Once you receive the first prototypes from your factory, it is time to hire a fit model who represents the customer type you would like to market your products to (junior, contemporary, cup size, plus size, etc). Have the model spend plenty of time with your samples before shooting so that they feel confident in the pieces. It is crucial to document the experience with videos and pictures, and clearly communicating your changes to the manufacturer both visually and quantitatively through specific measurements.
If your manufacturer is local or if you can travel to meet with them onsite, request that their pattern maker is in the meeting. If remote, it is important to schedule a meeting to run through changes instead of communicating solely via email. Once the prototypes have been approved, you will want to ask your factory to supply sales samples for you and your sales team, if hired. You will also want an a few extra sample sets for a photo shoot and for press pitches/PR.
If you plan to attend trade shows, you will need to design a catalog, or “look-book.” Professional photos are industry standard, so hire a photographer, stylist and hair and makeup artist and be sure to explain your vision to them in detail. Have fun at the shoot, but pay close attention so that you ensure the output is to your standard. A graphic designer will be able to put your catalog or look book together for a nominal fee, which you can provide physically or digitally depending on the context. Again, for this we also suggest the folks at Fibra USA (www.heyfibra.com).

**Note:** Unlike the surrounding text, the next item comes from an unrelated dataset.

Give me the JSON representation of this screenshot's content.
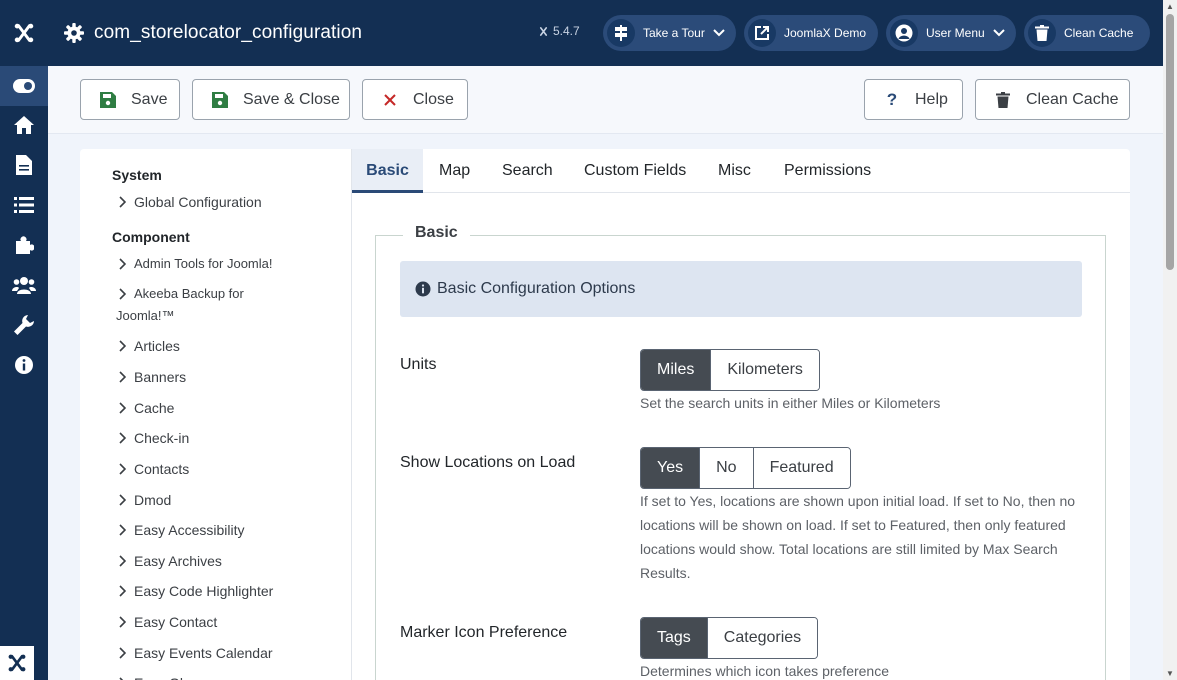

7. The next steps
There are many forks in the road at this stage in your company’s development, so I cannot provide turnkey advice after this point. However, once you have reached this stage, you should be prepared to take risks and work harder than you ever had before to conquer your market. Never lose sight of why you started your venture and always be persistent. Be open to criticism and learn from your failures. Quality is important and often must be guaranteed before quantity.
If you have reached the end, I hope this article has been insightful. If you have further questions or are looking for a manufacturing partner, please contact us at: firstname.lastname@example.org (www.laislabrand.com). We look forward to hearing from you.